In Summary
  • In what may eventually see a change of the site as we know it, an announcement made this week by Instagram’s parent company Facebook stated that the provisional feature will be applicable in Australia, Brazil, Canada, Ireland, Italy, Japan and New Zealand.
  • In the countries affected by the test phase, an Instagram user can click on a button to see how many people have “liked” his or her post and who they are, but that information is not visible to other users.
  • While many were in agreement with Instagram’s experimental feature, not everyone applauded the move, as witnessed in comments under the post announcing it.

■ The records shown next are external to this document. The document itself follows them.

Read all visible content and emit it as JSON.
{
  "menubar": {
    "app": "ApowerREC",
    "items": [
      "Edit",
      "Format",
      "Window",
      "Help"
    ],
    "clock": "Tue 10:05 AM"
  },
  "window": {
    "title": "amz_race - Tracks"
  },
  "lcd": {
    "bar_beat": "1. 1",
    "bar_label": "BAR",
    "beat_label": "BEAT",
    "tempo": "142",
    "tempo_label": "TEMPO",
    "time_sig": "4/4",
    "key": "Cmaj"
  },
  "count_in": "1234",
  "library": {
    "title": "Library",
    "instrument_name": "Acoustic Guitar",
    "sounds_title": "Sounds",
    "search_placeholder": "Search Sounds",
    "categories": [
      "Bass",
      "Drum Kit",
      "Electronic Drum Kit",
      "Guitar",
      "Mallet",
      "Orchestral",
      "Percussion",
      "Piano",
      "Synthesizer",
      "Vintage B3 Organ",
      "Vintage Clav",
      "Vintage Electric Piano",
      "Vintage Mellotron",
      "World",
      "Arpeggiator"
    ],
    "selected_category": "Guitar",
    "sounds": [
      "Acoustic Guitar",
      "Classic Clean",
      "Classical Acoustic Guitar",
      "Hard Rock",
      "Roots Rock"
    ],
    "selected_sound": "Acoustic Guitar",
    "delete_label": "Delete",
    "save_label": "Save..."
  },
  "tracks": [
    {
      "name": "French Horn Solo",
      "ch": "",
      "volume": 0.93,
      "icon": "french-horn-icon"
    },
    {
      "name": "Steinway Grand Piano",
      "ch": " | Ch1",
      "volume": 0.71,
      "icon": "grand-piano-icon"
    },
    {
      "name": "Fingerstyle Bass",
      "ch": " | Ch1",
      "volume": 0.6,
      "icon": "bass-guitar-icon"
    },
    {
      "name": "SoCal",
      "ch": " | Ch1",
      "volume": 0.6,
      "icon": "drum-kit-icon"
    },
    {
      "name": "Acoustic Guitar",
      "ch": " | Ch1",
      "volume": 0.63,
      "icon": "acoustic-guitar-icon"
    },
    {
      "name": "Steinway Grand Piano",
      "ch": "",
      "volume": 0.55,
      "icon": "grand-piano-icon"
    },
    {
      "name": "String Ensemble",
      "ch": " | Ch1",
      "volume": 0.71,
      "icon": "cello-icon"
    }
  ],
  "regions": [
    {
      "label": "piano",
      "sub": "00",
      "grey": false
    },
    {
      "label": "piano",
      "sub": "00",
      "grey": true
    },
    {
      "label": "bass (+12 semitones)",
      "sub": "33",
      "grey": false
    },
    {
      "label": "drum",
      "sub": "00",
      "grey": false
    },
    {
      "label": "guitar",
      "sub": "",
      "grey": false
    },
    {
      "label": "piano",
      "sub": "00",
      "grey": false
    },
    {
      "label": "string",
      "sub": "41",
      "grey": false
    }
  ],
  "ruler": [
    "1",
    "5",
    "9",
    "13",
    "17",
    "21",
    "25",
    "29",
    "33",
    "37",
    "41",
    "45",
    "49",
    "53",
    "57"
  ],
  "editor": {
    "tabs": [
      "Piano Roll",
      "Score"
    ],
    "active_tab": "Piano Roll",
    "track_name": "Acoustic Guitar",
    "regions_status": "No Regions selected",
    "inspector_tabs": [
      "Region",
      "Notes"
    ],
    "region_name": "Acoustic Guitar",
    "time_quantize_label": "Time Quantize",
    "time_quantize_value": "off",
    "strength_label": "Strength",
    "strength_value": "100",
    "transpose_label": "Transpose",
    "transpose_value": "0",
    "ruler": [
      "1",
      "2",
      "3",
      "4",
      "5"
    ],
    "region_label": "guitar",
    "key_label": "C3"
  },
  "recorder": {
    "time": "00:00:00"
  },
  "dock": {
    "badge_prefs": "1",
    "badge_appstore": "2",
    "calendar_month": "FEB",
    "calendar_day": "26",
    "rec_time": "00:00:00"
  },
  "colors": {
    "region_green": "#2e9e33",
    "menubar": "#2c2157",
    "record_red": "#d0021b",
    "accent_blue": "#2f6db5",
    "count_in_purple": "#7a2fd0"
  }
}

The decision by social networking site Instagram to experiment with a feature that hides the number of 'likes' on posts and also keeps private the count of people who have watched a video has triggered debate on the race for popularity on social networks.

In what may eventually see a change of the site as we know it, an announcement made this week by Instagram’s parent company Facebook stated that the provisional feature will be applicable in Australia, Brazil, Canada, Ireland, Italy, Japan and New Zealand.

The BBC reports that the new feature has been applying to Canadian users since May.

NO PRESSURE

Ms Mia Garlick, the Facebook director of policy in Australia and New Zealand, told the BBC that Instagram expects to have relaxed users as a result of the modification.

“We hope this test will remove the pressure of how many likes a post will receive so that you can focus on sharing the things you love,” she said.

In the countries affected by the test phase, an Instagram user can click on a button to see how many people have “liked” his or her post and who they are, but that information is not visible to other users.

“We’re looking forward to learning more about how this change might benefit everyone’s experience on Instagram,” stated Facebook.

Ms Garlick said the goal is to ensure users feel less judged and for Instagram to see “whether this change can help people focus less on likes and more on telling their story”.

WELL-BEING

As more smartphones land in the hands of Kenyans, the image-sharing social media site is fast-becoming the go-to platform for those who love to share bits of their lives in photos and videos.

Other social media sites popular in Kenya that rely on “likes” and comments are Facebook and Twitter.

The likes are usually in the form of a thumbs up or love button and emojis (images used in electronic messages). Some influential users who have monetised their social media accounts use rely on such statistics to get clients and account for the online work assigned.

The reception of such posts — usually by “likes”, video views and comments — has a considerable impact on a person’s well-being.

In fact, a 2017 study on 1,479 young people by the UK’s Royal Society for Public Health revealed that Instagram may be fuelling a mental health crisis with its features.

EFFECTS

Mr Fabio Ogachi, a lecturer at the psychology department of Kenyatta University, did a related study in Kenya in 2015.

Page 1 of 2